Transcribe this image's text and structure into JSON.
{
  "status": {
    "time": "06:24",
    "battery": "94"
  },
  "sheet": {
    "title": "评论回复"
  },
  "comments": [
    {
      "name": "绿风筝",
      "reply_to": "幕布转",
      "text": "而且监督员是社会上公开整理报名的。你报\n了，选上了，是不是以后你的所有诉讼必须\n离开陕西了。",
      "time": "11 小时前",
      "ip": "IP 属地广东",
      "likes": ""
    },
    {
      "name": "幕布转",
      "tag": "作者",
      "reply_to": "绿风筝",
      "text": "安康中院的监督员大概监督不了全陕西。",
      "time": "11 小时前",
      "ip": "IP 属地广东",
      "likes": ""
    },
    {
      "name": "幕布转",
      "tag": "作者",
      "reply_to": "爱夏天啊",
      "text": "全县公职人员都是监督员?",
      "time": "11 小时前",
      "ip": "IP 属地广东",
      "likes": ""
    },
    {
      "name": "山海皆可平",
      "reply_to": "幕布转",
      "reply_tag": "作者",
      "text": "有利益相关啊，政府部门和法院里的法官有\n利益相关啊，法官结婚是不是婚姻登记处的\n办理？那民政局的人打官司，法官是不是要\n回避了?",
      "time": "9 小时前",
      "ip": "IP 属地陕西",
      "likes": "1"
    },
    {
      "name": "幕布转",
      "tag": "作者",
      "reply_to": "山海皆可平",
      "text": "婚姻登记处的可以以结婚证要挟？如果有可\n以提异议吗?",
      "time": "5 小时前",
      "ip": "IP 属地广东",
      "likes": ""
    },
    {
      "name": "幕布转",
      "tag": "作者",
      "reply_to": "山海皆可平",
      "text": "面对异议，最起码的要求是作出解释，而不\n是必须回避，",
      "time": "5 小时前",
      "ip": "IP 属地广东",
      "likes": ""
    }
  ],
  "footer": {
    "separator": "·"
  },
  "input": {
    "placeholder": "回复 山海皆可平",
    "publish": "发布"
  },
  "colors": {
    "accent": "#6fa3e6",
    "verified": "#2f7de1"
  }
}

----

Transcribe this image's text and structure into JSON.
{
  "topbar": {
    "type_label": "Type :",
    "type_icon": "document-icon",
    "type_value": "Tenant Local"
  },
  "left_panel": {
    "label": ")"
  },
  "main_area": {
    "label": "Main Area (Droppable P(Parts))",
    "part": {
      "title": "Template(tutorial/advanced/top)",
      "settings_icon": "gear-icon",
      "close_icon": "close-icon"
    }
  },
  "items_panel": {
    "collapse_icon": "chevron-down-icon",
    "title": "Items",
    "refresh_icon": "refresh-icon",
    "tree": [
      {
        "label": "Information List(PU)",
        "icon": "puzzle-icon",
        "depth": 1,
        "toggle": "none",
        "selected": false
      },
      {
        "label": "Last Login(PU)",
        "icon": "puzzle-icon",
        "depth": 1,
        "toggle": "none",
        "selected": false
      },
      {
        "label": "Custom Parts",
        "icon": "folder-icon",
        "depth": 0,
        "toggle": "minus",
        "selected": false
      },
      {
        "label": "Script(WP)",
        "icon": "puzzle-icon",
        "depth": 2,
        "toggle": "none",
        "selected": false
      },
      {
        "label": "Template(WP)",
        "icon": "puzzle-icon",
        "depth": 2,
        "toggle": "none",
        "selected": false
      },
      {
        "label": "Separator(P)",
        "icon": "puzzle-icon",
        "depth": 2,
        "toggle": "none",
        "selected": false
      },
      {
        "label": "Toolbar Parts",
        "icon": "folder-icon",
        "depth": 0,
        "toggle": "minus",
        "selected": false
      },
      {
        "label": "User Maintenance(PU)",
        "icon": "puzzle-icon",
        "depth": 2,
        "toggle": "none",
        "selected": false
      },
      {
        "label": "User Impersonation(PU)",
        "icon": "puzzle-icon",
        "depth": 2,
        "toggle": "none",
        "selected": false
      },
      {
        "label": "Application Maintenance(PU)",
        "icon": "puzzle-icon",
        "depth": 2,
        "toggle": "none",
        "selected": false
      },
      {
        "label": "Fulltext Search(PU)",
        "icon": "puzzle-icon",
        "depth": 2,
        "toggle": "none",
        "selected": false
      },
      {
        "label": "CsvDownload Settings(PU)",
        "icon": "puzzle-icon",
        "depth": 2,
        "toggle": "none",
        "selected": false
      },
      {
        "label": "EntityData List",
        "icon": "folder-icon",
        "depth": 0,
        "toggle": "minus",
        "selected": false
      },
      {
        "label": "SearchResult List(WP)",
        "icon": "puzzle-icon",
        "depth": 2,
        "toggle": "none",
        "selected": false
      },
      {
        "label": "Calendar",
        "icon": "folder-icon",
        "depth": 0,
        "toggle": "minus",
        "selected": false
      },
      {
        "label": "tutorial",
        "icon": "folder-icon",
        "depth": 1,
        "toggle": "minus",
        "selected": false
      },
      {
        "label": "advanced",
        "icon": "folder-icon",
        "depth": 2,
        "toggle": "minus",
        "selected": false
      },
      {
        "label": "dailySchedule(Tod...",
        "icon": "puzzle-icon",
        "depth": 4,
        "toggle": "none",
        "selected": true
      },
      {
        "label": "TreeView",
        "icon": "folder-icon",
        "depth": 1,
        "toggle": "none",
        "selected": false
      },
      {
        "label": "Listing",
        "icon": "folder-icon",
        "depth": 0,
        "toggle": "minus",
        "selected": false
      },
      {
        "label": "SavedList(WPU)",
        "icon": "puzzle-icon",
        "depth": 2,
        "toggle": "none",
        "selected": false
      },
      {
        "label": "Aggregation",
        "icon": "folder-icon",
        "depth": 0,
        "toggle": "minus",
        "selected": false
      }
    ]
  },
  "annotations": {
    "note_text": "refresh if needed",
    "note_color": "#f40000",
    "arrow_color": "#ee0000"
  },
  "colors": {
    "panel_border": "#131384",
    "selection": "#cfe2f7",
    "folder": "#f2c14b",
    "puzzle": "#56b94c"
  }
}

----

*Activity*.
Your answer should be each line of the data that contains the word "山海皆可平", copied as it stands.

*Response to this exercise*.
      "name": "山海皆可平",
      "reply_to": "山海皆可平",
      "reply_to": "山海皆可平",
    "placeholder": "回复 山海皆可平",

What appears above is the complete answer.